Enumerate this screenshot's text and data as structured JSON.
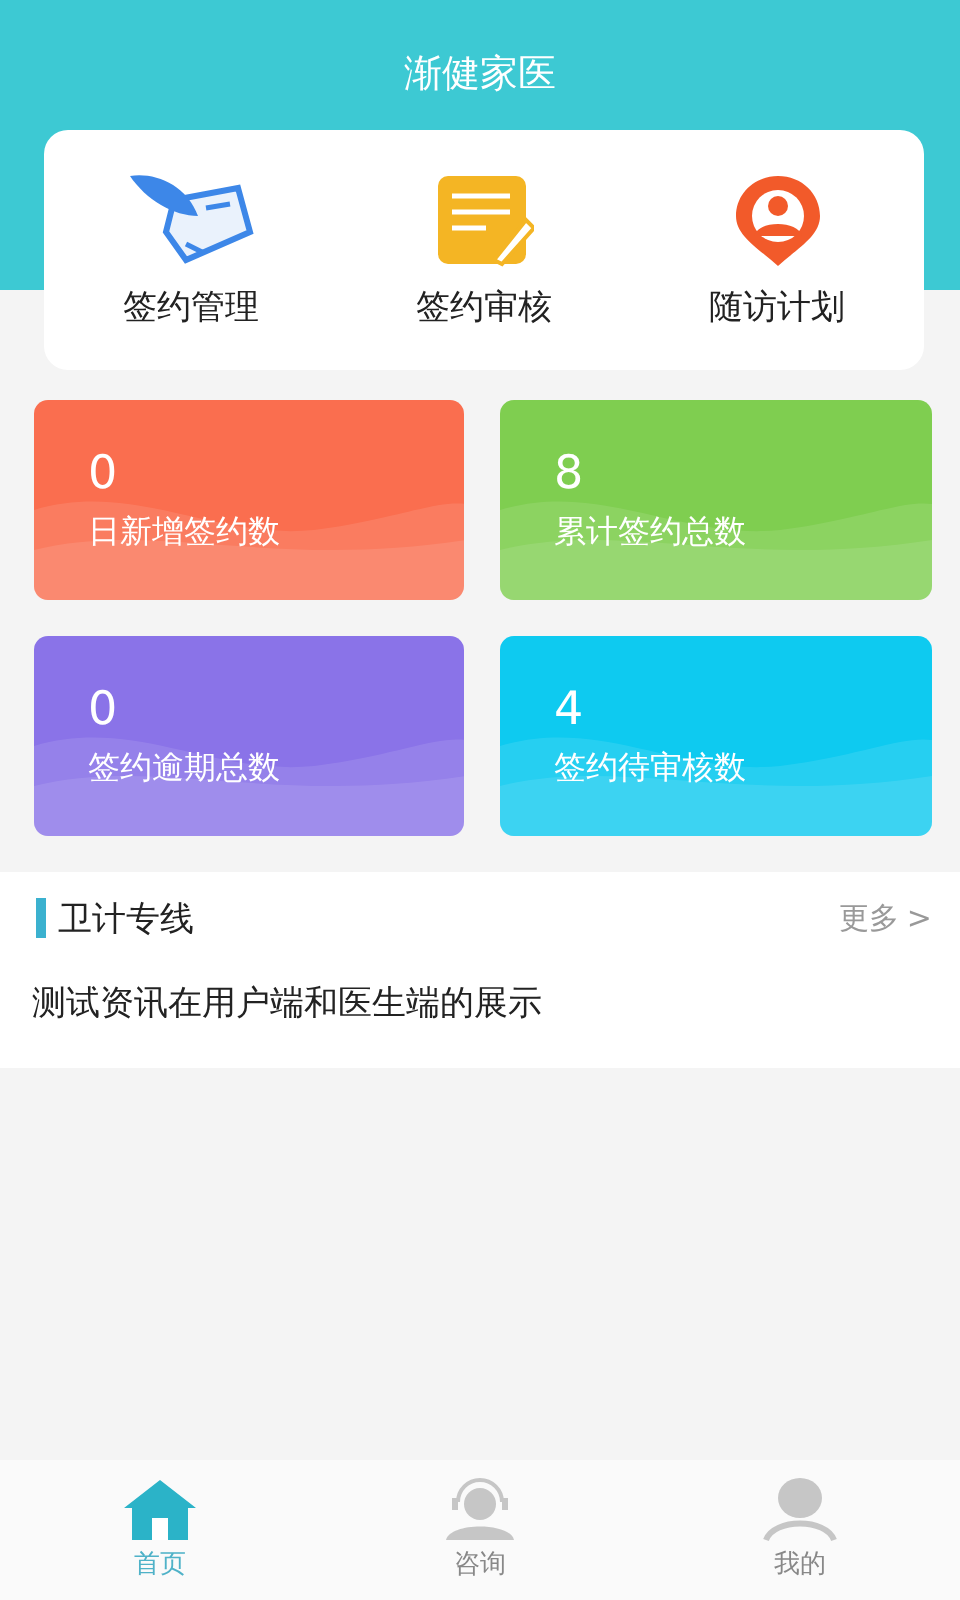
{
  "header": {
    "title": "渐健家医"
  },
  "shortcuts": [
    {
      "kind": "sign",
      "label": "签约管理"
    },
    {
      "kind": "review",
      "label": "签约审核"
    },
    {
      "kind": "visit",
      "label": "随访计划"
    }
  ],
  "stats": [
    {
      "value": "0",
      "label": "日新增签约数",
      "color": "#fa6e4f"
    },
    {
      "value": "8",
      "label": "累计签约总数",
      "color": "#7fce50"
    },
    {
      "value": "0",
      "label": "签约逾期总数",
      "color": "#8a73e8"
    },
    {
      "value": "4",
      "label": "签约待审核数",
      "color": "#0ecaf0"
    }
  ],
  "news": {
    "title": "卫计专线",
    "more": "更多",
    "more_icon": ">",
    "items": [
      "测试资讯在用户端和医生端的展示"
    ]
  },
  "nav": [
    {
      "kind": "home",
      "label": "首页",
      "selected": true
    },
    {
      "kind": "consult",
      "label": "咨询",
      "selected": false
    },
    {
      "kind": "me",
      "label": "我的",
      "selected": false
    }
  ]
}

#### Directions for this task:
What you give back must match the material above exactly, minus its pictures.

#### Result for this task:
Enumerate this screenshot's text and data as structured JSON.
{
  "header": {
    "title": "渐健家医"
  },
  "shortcuts": [
    {
      "kind": "sign",
      "label": "签约管理"
    },
    {
      "kind": "review",
      "label": "签约审核"
    },
    {
      "kind": "visit",
      "label": "随访计划"
    }
  ],
  "stats": [
    {
      "value": "0",
      "label": "日新增签约数",
      "color": "#fa6e4f"
    },
    {
      "value": "8",
      "label": "累计签约总数",
      "color": "#7fce50"
    },
    {
      "value": "0",
      "label": "签约逾期总数",
      "color": "#8a73e8"
    },
    {
      "value": "4",
      "label": "签约待审核数",
      "color": "#0ecaf0"
    }
  ],
  "news": {
    "title": "卫计专线",
    "more": "更多",
    "more_icon": ">",
    "items": [
      "测试资讯在用户端和医生端的展示"
    ]
  },
  "nav": [
    {
      "kind": "home",
      "label": "首页",
      "selected": true
    },
    {
      "kind": "consult",
      "label": "咨询",
      "selected": false
    },
    {
      "kind": "me",
      "label": "我的",
      "selected": false
    }
  ]
}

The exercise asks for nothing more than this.